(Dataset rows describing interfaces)
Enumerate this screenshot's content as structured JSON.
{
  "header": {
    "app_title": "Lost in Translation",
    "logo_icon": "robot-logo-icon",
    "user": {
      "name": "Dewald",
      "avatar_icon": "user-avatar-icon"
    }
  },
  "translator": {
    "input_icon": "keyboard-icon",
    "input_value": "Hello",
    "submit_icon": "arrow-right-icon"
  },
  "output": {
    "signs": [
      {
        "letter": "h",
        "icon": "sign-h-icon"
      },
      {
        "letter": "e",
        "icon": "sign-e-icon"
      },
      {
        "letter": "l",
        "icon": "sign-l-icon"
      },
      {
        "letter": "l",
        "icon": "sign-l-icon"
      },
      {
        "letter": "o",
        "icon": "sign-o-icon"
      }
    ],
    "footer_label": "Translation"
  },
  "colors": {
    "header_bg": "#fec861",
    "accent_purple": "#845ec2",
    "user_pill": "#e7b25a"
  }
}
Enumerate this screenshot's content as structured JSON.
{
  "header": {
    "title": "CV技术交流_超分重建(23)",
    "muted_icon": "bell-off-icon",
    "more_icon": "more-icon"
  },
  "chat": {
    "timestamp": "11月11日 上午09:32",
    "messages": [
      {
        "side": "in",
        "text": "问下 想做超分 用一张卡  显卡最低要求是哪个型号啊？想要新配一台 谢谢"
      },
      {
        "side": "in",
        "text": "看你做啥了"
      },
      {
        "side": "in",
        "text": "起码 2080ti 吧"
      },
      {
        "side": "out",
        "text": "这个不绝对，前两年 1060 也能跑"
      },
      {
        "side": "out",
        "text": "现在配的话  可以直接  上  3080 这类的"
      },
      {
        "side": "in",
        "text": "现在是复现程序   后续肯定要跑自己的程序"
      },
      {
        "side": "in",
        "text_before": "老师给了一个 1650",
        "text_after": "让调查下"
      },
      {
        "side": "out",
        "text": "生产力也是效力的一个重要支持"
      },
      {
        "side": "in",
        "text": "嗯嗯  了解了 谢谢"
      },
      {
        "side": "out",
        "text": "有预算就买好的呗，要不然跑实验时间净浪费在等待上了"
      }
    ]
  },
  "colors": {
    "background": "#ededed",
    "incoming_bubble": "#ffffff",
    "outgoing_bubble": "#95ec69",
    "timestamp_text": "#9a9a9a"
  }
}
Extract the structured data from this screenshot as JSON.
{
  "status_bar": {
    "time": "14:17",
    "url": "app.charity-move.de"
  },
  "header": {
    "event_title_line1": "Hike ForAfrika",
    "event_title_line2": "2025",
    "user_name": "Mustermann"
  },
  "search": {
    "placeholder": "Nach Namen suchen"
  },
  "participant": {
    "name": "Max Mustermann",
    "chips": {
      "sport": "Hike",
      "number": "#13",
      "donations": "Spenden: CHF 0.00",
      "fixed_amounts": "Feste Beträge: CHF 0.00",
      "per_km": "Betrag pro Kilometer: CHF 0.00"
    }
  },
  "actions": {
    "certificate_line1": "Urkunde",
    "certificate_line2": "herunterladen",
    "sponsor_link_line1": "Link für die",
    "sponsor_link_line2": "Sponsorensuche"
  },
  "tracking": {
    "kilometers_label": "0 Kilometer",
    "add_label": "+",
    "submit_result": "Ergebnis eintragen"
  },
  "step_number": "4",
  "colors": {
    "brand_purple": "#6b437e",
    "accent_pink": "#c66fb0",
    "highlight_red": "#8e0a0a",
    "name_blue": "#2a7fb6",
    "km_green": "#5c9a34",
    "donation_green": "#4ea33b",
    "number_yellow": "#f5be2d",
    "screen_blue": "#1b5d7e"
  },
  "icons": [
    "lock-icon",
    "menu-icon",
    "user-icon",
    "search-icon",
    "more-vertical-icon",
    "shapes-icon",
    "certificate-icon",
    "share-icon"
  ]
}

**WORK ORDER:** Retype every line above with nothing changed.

**TASK OUTPUT:**
Enumerate this screenshot's content as structured JSON.
{
  "header": {
    "app_title": "Lost in Translation",
    "logo_icon": "robot-logo-icon",
    "user": {
      "name": "Dewald",
      "avatar_icon": "user-avatar-icon"
    }
  },
  "translator": {
    "input_icon": "keyboard-icon",
    "input_value": "Hello",
    "submit_icon": "arrow-right-icon"
  },
  "output": {
    "signs": [
      {
        "letter": "h",
        "icon": "sign-h-icon"
      },
      {
        "letter": "e",
        "icon": "sign-e-icon"
      },
      {
        "letter": "l",
        "icon": "sign-l-icon"
      },
      {
        "letter": "l",
        "icon": "sign-l-icon"
      },
      {
        "letter": "o",
        "icon": "sign-o-icon"
      }
    ],
    "footer_label": "Translation"
  },
  "colors": {
    "header_bg": "#fec861",
    "accent_purple": "#845ec2",
    "user_pill": "#e7b25a"
  }
}
Enumerate this screenshot's content as structured JSON.
{
  "header": {
    "title": "CV技术交流_超分重建(23)",
    "muted_icon": "bell-off-icon",
    "more_icon": "more-icon"
  },
  "chat": {
    "timestamp": "11月11日 上午09:32",
    "messages": [
      {
        "side": "in",
        "text": "问下 想做超分 用一张卡  显卡最低要求是哪个型号啊？想要新配一台 谢谢"
      },
      {
        "side": "in",
        "text": "看你做啥了"
      },
      {
        "side": "in",
        "text": "起码 2080ti 吧"
      },
      {
        "side": "out",
        "text": "这个不绝对，前两年 1060 也能跑"
      },
      {
        "side": "out",
        "text": "现在配的话  可以直接  上  3080 这类的"
      },
      {
        "side": "in",
        "text": "现在是复现程序   后续肯定要跑自己的程序"
      },
      {
        "side": "in",
        "text_before": "老师给了一个 1650",
        "text_after": "让调查下"
      },
      {
        "side": "out",
        "text": "生产力也是效力的一个重要支持"
      },
      {
        "side": "in",
        "text": "嗯嗯  了解了 谢谢"
      },
      {
        "side": "out",
        "text": "有预算就买好的呗，要不然跑实验时间净浪费在等待上了"
      }
    ]
  },
  "colors": {
    "background": "#ededed",
    "incoming_bubble": "#ffffff",
    "outgoing_bubble": "#95ec69",
    "timestamp_text": "#9a9a9a"
  }
}
Extract the structured data from this screenshot as JSON.
{
  "status_bar": {
    "time": "14:17",
    "url": "app.charity-move.de"
  },
  "header": {
    "event_title_line1": "Hike ForAfrika",
    "event_title_line2": "2025",
    "user_name": "Mustermann"
  },
  "search": {
    "placeholder": "Nach Namen suchen"
  },
  "participant": {
    "name": "Max Mustermann",
    "chips": {
      "sport": "Hike",
      "number": "#13",
      "donations": "Spenden: CHF 0.00",
      "fixed_amounts": "Feste Beträge: CHF 0.00",
      "per_km": "Betrag pro Kilometer: CHF 0.00"
    }
  },
  "actions": {
    "certificate_line1": "Urkunde",
    "certificate_line2": "herunterladen",
    "sponsor_link_line1": "Link für die",
    "sponsor_link_line2": "Sponsorensuche"
  },
  "tracking": {
    "kilometers_label": "0 Kilometer",
    "add_label": "+",
    "submit_result": "Ergebnis eintragen"
  },
  "step_number": "4",
  "colors": {
    "brand_purple": "#6b437e",
    "accent_pink": "#c66fb0",
    "highlight_red": "#8e0a0a",
    "name_blue": "#2a7fb6",
    "km_green": "#5c9a34",
    "donation_green": "#4ea33b",
    "number_yellow": "#f5be2d",
    "screen_blue": "#1b5d7e"
  },
  "icons": [
    "lock-icon",
    "menu-icon",
    "user-icon",
    "search-icon",
    "more-vertical-icon",
    "shapes-icon",
    "certificate-icon",
    "share-icon"
  ]
}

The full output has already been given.